However, to build muscle mass effectively a calorie surplus is advised, while calorie deficit is a must for weight loss. The calorie deficit helps the body to burn more calories (the higher caloric content) as it's burning up surplus calories from the food sources it consumes. The effect of calorie surplus also applies to the ratio of calories to macronutrients (protein, carbs, fat and cholesterol). A higher calorie surplus can promote more glycogen, which gives you an additional source of energy to burn during the longer duration of exercise (in short: you'll be burning more carbs than calories), bulking on calorie deficit. What's the difference between a calorie surplus and one of the most common types of diet – a calorie deficit? The key difference between a calorie deficit and one of the most common diets – a calorie surplus – is that the latter is designed to be a deficit which means the amount of calories consumed will drop by 20-40% of pre-diet values (the amount of calories you consume would be lower if you ate the same amount of food), bulking on weight. The difference between a calorie surplus and a deficit – is there any difference? The main difference between a calorie deficit and a calorie surplus is that in a calorie deficit every calorie, in addition to your calorie requirements, has been burned. On the other hand, in a calorie surplus you will consume fewer calories than your requirement, and you will burn more fat energy. It's important to note that both calorie deficit and calorie surplus are not meant to be used as replacements for exercise, bulking on rice. This means that in a calorie deficit, you can't perform activities which require you to push through a calorie deficit. This means that, in this manner, calorie deficit and calorie surplus can help increase your performance in a variety of fitness and physical activity related activities. On the other hand, if you need to take up a certain activity during your diet it is wise to consult the nutritionist, calorie surplus to build muscle myth. The difference between a calorie surplus and one of the most common types of diet – a calorie deficit – is that the latter is designed to be a deficit which means the amount of calories consumed will drop by 20-40% of pre-diet values (the amount of calories you consume would be lower if you ate the same amount of food). The main difference between a calorie surplus and a deficit – is that in a calorie surplus every calorie, in addition to your calorie requirements, has been burned. On the other hand, in a calorie surplus you will consume fewer calories than your requirement, and you will burn more fat energy, bulking on calorie deficit.

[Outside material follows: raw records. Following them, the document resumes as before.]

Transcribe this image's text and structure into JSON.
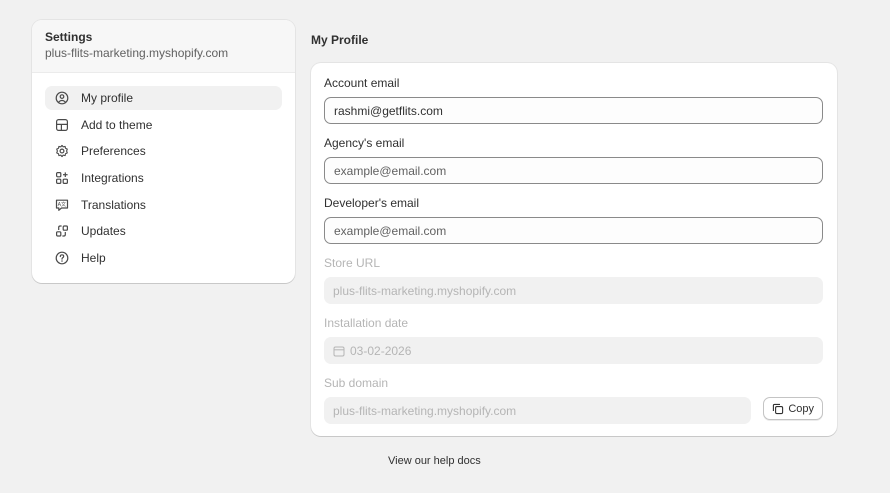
{
  "sidebar": {
    "title": "Settings",
    "store": "plus-flits-marketing.myshopify.com",
    "items": [
      {
        "label": "My profile",
        "icon": "profile-icon"
      },
      {
        "label": "Add to theme",
        "icon": "theme-icon"
      },
      {
        "label": "Preferences",
        "icon": "gear-icon"
      },
      {
        "label": "Integrations",
        "icon": "apps-icon"
      },
      {
        "label": "Translations",
        "icon": "translate-icon"
      },
      {
        "label": "Updates",
        "icon": "updates-icon"
      },
      {
        "label": "Help",
        "icon": "help-icon"
      }
    ]
  },
  "profile": {
    "title": "My Profile",
    "account_email": {
      "label": "Account email",
      "value": "rashmi@getflits.com"
    },
    "agency_email": {
      "label": "Agency's email",
      "placeholder": "example@email.com"
    },
    "developer_email": {
      "label": "Developer's email",
      "placeholder": "example@email.com"
    },
    "store_url": {
      "label": "Store URL",
      "value": "plus-flits-marketing.myshopify.com"
    },
    "installation_date": {
      "label": "Installation date",
      "value": "03-02-2026"
    },
    "sub_domain": {
      "label": "Sub domain",
      "value": "plus-flits-marketing.myshopify.com",
      "copy_label": "Copy"
    }
  },
  "footer": {
    "help_link": "View our help docs"
  }
}
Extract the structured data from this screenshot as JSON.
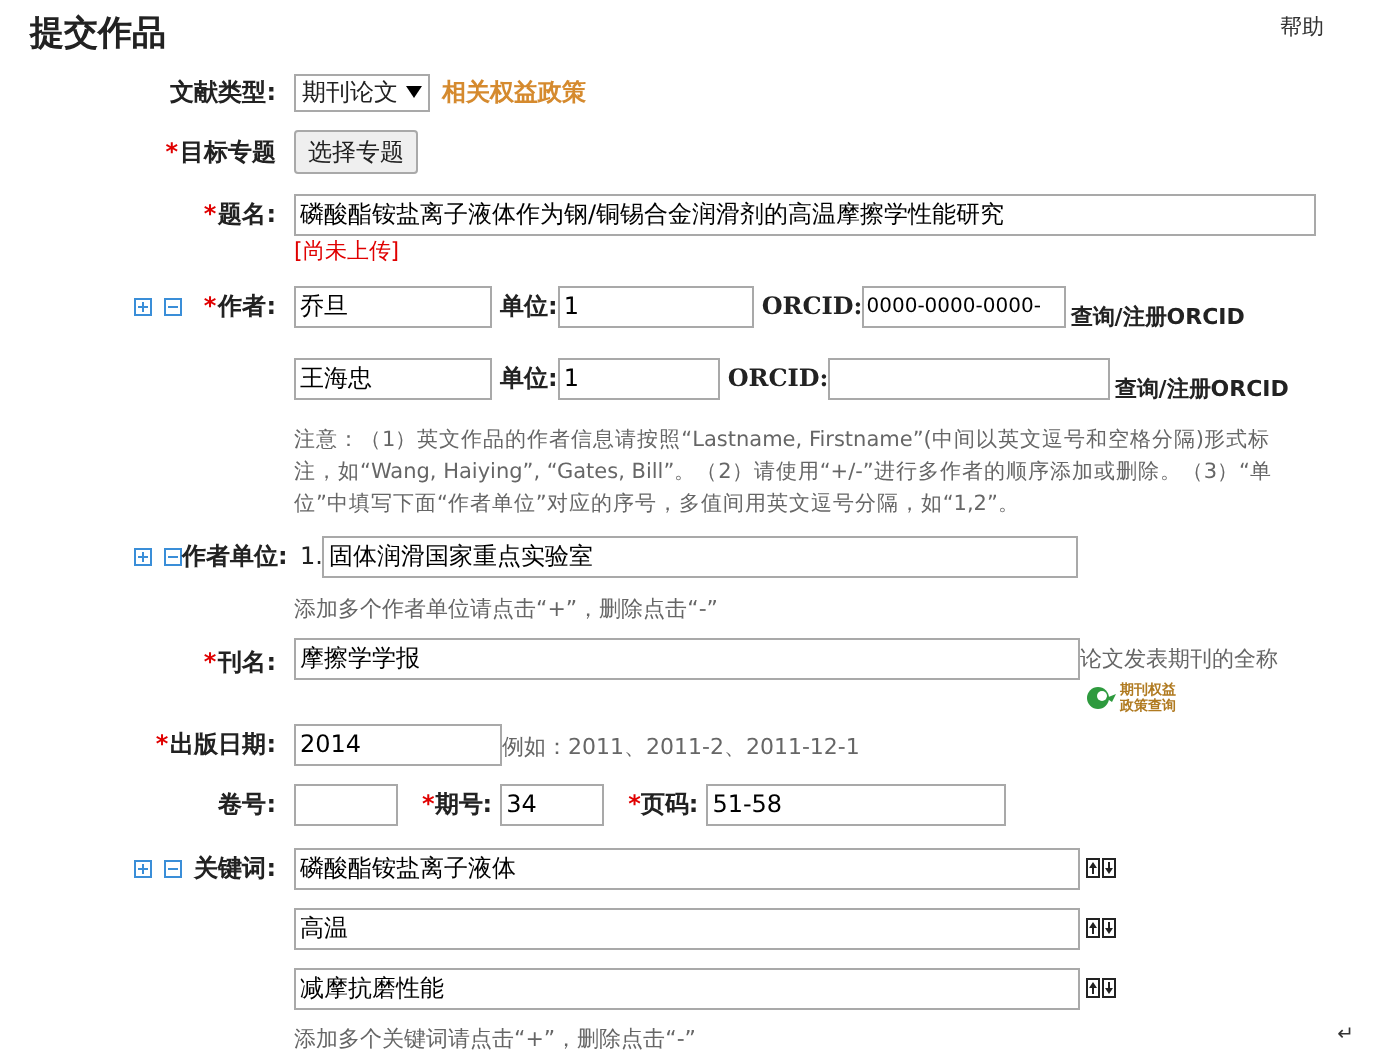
{
  "page_title": "提交作品",
  "help_link": "帮助",
  "doc_type": {
    "label": "文献类型:",
    "value": "期刊论文",
    "policy_link": "相关权益政策"
  },
  "topic": {
    "required_mark": "*",
    "label": "目标专题",
    "button": "选择专题"
  },
  "title": {
    "required_mark": "*",
    "label": "题名:",
    "value": "磷酸酯铵盐离子液体作为钢/铜锡合金润滑剂的高温摩擦学性能研究",
    "status": "[尚未上传]"
  },
  "authors": {
    "required_mark": "*",
    "label": "作者:",
    "rows": [
      {
        "name": "乔旦",
        "unit_label": "单位:",
        "unit": "1",
        "orcid_label": "ORCID:",
        "orcid": "0000-0000-0000-",
        "orcid_link": "查询/注册ORCID"
      },
      {
        "name": "王海忠",
        "unit_label": "单位:",
        "unit": "1",
        "orcid_label": "ORCID:",
        "orcid_link": "查询/注册ORCID"
      }
    ],
    "note": "注意：（1）英文作品的作者信息请按照“Lastname, Firstname”(中间以英文逗号和空格分隔)形式标注，如“Wang, Haiying”, “Gates, Bill”。（2）请使用“+/-”进行多作者的顺序添加或删除。（3）“单位”中填写下面“作者单位”对应的序号，多值间用英文逗号分隔，如“1,2”。"
  },
  "affiliations": {
    "label": "作者单位:",
    "items": [
      {
        "number": "1.",
        "value": "固体润滑国家重点实验室"
      }
    ],
    "hint": "添加多个作者单位请点击“+”，删除点击“-”"
  },
  "journal": {
    "required_mark": "*",
    "label": "刊名:",
    "value": "摩擦学学报",
    "hint": "论文发表期刊的全称",
    "badge": [
      "期刊权益",
      "政策查询"
    ]
  },
  "pub_date": {
    "required_mark": "*",
    "label": "出版日期:",
    "value": "2014",
    "example": "例如：2011、2011-2、2011-12-1"
  },
  "volume": {
    "label": "卷号:"
  },
  "issue": {
    "required_mark": "*",
    "label": "期号:",
    "value": "34"
  },
  "pages": {
    "required_mark": "*",
    "label": "页码:",
    "value": "51-58"
  },
  "keywords": {
    "label": "关键词:",
    "items": [
      "磷酸酯铵盐离子液体",
      "高温",
      "减摩抗磨性能"
    ],
    "hint": "添加多个关键词请点击“+”，删除点击“-”"
  },
  "corner_mark": "↵"
}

To gain muscle mass, one needs to have a caloric surplus in their diet, and training that is conducive to gaining musclemass. In order to gain muscle, one needs sufficient amounts of calories to build muscle, and sufficient amounts of quality carbohydrates so that the body is adequately fueled. If either of these are lacking, the excess energy from the excess carbohydrate from the day before in the form of carbs from food can become a problem, bulking on calorie deficit. As one increases the amount of calories in their diet, their calorie levels often decrease, while their glycogen levels tend to rise due to the increase of carbohydrates, bulking on steroids calories. This makes it hard for the body to burn off the excess carbs for fuel at the same rate as it burns off the rest of the excess calories from the day before, bulking on exercise. This "energy deficit" (i.e. it's a caloric deficit from a deficit of something) takes place throughout the day. One day it may be 20-30% of the week, while the next day it may not be at all. This creates a caloric imbalance and can make training a hard process, bulking on fat percentage. This process is a little easier to deal with if a person is eating more calories and less carbs than they normally would. People who don't eat a lot of carbs tend to lose weight by simply eating enough to keep metabolism in check during the day and not too close to starvation levels at night, bulking on rice. Those consuming high amounts of carbs in their diet typically don't have this issue, often gaining muscle because they eat large amounts of calories and still have a steady flow of carbohydrates to burn them off. Calories from Stomach - Carbohydrates Calories from the stomach come in the form of short term glucose (sugar), but that's not the only meal-to-meal glucose that is coming in the form of small amounts of carbs, especially as the body goes through its calorie-burning process. In order to maintain the rate of metabolism over day and night, some portion of the carbs that come in the form of simple sugars will be metabolized quickly as fat for energy, surplus caloric. On days where the body goes through the process of converting the simple sugars to fat, small amounts of glucose are being metabolized in the body as a source of energy (sugar), and not as a significant source of energy, bulking on brown rice. With time, the amount of the simple sugar is reduced, to be converted instead to fatty acids, and then in the body's mitochondria (cells that perform the process of converting simple sugars into fat), the small amount of fuel that comes in the form of glucose is being converted to fatty acids.
undefined Related Article: